Harvard Money Managers See Higher Compensation

Harvard Management Company announced Friday that compensation for its five highest-paid officials and former president totaled approximately $26.8 million for the year ending June 30—a turbulent time for both the markets and the company’s leadership.

Former endowment chief Mohamed A. El-Erian earned $921,000, while his five employees earned between $3.9 and $6.4 million each. The total figure represents a significant increase of 20 percent over that of the previous year, which saw total compensation of $22.3 million.

El-Arian served as HMC’s endowment chief from February 2006 through December 2007, before stepping down to return to the California-based Pacific Investment Management Company, where he previously served as a managing director. He was replaced by Robert S. Kaplan, a management professor at Harvard Business School, who served as the interim head for the remainder of the fiscal year without paid compensation.

Jane L. Mendillo, a veteran HMC employee of 15 years who left Harvard in 2002 to manage Wellesley College’s investments, returned in July to become HMC’s new chief.

The figure released today cites compensation for the fiscal year beginning July 1, 2007 and ending June 30, which saw a total endowment return of 8.6 percent—a marked decrease from the previous year’s 23 percent gains, but still far ahead of market benchmarks. The S&P 500 registered a decline of 13.1 percent in the same period, while peer investments groups as measured by the Trust Universe Comparison Service saw a median drop of 4.4 percent.

Under El-Erian and Kaplan’s tenure, Harvard’s endowment grew from $34.9 billion to a $36.9 billion. In the four months after June 30, the endowment shrunk by 22 percent, or $8 billion—the largest decline in the University’s history—and, with continued losses expected, University officials have yet to disclose its recent performance.

James F. Rothenberg '68, chairman of the HMC Board of Directors, praised the endowment managers for their work in this period of financial uncertainty.

“The Harvard Management Company has a long history of outstanding management,” Rothenberg said in a press release. “In the recent economic environment we are fortunate to have the talented investment professionals at HMC shepherding the University’s resources through the volatility and uncertainty in the markets.”

HMC rewards its internal managers individually by examining the value each manager adds to the endowment and related accounts in comparison to specified market benchmarks. This variable bonus, which makes up a large portion of each manager's compensation, can be withdrawn by HMC if the endowment later fails to perform at a level comparable to other market indices.

While the figures released today represent an increase in compensation compared to that of both 2007 and 2006, the salaries are only a fraction of what HMC managers were paid earlier in the decade.

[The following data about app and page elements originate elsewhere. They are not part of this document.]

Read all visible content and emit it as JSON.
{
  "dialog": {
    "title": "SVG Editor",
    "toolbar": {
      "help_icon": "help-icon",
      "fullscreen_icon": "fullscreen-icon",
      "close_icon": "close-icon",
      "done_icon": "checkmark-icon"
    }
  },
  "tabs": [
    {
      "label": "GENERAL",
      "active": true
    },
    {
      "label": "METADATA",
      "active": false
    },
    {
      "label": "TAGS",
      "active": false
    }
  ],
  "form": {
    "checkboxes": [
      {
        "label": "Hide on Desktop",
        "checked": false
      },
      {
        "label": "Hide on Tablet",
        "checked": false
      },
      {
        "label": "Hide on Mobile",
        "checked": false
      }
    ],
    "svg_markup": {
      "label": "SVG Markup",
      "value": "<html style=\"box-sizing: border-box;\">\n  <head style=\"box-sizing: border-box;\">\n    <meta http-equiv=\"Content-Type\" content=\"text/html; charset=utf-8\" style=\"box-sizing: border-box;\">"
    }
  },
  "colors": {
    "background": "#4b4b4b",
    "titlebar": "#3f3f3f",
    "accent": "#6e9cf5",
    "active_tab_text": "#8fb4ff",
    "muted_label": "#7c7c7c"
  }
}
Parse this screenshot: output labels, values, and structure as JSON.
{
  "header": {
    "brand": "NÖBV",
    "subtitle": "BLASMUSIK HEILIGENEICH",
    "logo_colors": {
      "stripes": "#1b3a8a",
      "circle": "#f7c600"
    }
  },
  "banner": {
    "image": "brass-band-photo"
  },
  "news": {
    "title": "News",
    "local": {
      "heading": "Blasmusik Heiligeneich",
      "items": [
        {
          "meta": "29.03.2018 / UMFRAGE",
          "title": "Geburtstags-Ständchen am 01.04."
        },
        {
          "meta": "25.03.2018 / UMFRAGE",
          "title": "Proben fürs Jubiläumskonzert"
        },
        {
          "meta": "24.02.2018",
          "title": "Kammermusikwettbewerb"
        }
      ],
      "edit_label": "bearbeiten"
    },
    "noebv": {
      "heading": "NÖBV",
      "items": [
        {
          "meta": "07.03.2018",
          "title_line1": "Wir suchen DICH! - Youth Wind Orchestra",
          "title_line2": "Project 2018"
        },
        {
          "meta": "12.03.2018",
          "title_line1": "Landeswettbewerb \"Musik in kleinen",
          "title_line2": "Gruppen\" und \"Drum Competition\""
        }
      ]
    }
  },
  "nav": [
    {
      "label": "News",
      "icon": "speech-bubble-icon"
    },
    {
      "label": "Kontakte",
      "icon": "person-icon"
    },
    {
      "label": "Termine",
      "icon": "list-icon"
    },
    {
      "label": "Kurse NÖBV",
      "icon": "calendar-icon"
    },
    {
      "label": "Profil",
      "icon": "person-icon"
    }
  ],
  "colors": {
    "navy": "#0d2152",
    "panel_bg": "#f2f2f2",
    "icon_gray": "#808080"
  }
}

In 2003, top HMC management officials took home a total of $107.5 million, with two employees each earning more than $30 million. Subsequent criticism led to the departure of several officials in 2005 and helped usher in a period of management and investment restructuring led by El-Erian.

—Staff writer Peter F. Zhu can be reached at pzhu@fas.harvard.edu